Chinese trendsetters are no longer exclusively interested in Western brands — and this isn’t just because the world’s second-largest economy is slowing down, industry insiders say. “Yes, the big brands offer good quality, but the prices are too high and the styles can be boring and old. I feel like we need fresh air, new blood,” said Coco Ma, a Shanghai-based designer and instructor at the Fashion Institute of Technology of Donghua University.
This is bad news for international companies that have relied on Chinese sales for rapid growth and profits in the wake of the global financial crisis. Adding to the woes, China’s economy grew 7.3 per cent in 2014, the weakest annual expansion in 24 years.
Eighty-three per cent of international luxury brands have closed some of their retail outlets in China this year, and this rate of closures is expected to continue, according to a Fortune Character Institute report released in November. Domestic consumption of luxury goods in 2014 declined for the first time in years.
“It’s partly because things like property are getting so expensive in China and people have less disposable income. The middle class is also becoming more individualistic in their tastes rather than just wanting to show off,” said Yvonne Ma, a Mandarin Chinese teacher in Beijing.
In Shanghai, many shoppers can be seen browsing in small boutiques selling clothing, bags and jewellery from local designers. HuaihaiRoad, which is dominated by international luxury labels, seems emptier in comparison.

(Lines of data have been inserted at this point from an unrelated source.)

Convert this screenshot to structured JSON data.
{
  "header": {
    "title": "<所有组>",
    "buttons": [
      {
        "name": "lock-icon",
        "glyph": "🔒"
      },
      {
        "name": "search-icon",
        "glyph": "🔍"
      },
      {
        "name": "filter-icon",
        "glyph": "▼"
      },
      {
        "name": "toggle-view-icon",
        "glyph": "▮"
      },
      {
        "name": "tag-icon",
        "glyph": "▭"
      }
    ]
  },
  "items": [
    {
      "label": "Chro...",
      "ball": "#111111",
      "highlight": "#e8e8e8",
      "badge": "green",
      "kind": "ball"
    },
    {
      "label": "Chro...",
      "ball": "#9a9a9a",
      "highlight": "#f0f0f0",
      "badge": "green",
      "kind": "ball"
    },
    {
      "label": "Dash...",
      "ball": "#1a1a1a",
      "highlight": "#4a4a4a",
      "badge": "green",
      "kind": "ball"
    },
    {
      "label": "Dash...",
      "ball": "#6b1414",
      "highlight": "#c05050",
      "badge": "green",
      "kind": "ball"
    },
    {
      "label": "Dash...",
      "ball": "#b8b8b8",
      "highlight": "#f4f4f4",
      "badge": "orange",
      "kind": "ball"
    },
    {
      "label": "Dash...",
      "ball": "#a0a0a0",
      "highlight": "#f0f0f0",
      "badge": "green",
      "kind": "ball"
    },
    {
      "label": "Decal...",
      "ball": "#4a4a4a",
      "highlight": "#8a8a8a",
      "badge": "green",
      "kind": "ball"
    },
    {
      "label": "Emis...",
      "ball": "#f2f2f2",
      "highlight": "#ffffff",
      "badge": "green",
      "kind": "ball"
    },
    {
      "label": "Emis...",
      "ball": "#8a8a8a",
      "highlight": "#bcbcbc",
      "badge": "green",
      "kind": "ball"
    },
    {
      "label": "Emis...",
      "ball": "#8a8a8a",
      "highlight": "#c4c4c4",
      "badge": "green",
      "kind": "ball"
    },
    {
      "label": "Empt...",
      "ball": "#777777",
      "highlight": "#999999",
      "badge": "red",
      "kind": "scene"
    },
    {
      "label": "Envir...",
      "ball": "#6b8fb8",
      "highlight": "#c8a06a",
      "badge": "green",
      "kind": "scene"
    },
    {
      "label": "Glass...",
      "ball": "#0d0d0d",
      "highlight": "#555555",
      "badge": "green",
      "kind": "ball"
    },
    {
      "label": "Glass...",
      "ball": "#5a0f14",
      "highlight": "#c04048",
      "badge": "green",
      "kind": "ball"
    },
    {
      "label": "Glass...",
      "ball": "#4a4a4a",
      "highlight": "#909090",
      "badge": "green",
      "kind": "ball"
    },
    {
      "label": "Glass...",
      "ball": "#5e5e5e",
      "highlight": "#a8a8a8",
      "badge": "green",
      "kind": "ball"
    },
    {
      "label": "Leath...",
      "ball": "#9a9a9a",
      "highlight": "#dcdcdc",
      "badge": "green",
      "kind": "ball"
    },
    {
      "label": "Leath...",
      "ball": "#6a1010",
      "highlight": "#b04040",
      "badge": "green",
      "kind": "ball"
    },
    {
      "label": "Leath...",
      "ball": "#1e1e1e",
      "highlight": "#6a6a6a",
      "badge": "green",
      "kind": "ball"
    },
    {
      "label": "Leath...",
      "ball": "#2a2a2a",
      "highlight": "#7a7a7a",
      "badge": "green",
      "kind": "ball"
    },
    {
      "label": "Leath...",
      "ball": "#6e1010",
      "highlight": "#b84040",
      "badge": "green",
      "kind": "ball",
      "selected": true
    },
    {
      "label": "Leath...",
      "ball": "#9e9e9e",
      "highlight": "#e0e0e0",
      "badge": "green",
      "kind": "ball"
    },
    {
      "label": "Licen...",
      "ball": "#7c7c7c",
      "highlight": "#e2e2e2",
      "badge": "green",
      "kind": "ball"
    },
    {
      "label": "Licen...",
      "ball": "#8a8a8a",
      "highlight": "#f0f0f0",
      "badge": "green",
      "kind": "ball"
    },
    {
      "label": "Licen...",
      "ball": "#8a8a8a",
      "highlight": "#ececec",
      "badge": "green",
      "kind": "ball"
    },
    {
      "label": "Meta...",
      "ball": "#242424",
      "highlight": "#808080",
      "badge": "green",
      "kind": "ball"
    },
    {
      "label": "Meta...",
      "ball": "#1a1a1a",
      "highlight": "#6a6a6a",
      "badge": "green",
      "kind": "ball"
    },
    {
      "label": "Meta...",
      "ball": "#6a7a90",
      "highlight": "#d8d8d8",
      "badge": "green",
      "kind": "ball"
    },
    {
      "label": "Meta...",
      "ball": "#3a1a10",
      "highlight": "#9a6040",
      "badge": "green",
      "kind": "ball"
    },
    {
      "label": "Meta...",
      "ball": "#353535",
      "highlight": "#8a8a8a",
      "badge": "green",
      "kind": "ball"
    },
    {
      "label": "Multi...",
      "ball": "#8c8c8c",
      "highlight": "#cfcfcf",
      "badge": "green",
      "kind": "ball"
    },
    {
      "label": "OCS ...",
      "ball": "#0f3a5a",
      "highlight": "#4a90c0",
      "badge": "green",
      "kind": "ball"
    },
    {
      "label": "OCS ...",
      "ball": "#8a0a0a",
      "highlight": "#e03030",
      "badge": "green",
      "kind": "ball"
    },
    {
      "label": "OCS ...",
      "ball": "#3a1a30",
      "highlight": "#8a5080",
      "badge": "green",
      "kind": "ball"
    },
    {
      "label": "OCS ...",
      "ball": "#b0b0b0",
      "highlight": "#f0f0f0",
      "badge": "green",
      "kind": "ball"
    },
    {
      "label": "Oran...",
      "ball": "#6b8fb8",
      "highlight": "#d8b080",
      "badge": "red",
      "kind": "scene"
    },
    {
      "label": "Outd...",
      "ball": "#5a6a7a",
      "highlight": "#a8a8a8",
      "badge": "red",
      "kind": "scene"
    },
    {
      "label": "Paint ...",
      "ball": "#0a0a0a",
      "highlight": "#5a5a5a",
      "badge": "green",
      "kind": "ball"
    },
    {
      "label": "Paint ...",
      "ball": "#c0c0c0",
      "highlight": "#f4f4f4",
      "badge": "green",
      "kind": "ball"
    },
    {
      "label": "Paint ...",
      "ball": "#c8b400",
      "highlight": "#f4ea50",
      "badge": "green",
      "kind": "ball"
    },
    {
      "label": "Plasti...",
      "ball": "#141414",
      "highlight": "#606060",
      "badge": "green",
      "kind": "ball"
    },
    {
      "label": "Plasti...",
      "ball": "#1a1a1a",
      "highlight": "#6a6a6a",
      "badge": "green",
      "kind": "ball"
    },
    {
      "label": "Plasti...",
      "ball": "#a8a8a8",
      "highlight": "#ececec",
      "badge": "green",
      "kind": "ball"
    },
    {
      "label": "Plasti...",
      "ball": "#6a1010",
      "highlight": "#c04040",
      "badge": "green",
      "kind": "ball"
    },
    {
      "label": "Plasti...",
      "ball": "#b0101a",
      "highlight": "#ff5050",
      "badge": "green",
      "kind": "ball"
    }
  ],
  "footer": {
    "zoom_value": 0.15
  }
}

Many others didn’t even bother going outside, since online shopping has become the preferred way to shop for millions of Chinese. “China-made products used to lag behind Western designs in terms of quality, workmanship and design, but now the gap is closing and I find Chinese designers’ tastes tend to be more similar to mine,” said Shanghai shopper Karen Li, who said she buys most of her clothes online.
China’s online sales account for about 10 per cent of the country’s total retail turnover. Chinese consumers also tend to buy more and a much wider variety of goods online than Western consumers.
Internet giant Alibaba broke its own sales record to make $14.3 billion in sales during China’s Singles Day, a 24-hour onlineshopping holiday in November, with more than 70 per cent of those sales come from its mobile sites. Meanwhile, the apparent wane in Chinese consumers’ interest in Western brands is not only limited to clothes and accessories. Sales of goods such as foreign cars are taking a hit as well.
The China Association of Automobile Manufacturers said sales of all makes of cars tumbled to a 17-month low in July. Demand was also hurt by a rout on the Shanghai stock exchange. China is the most important market for Europe’s largest carmaker,Volkswagen, which sells more than a third of its production there. — dpa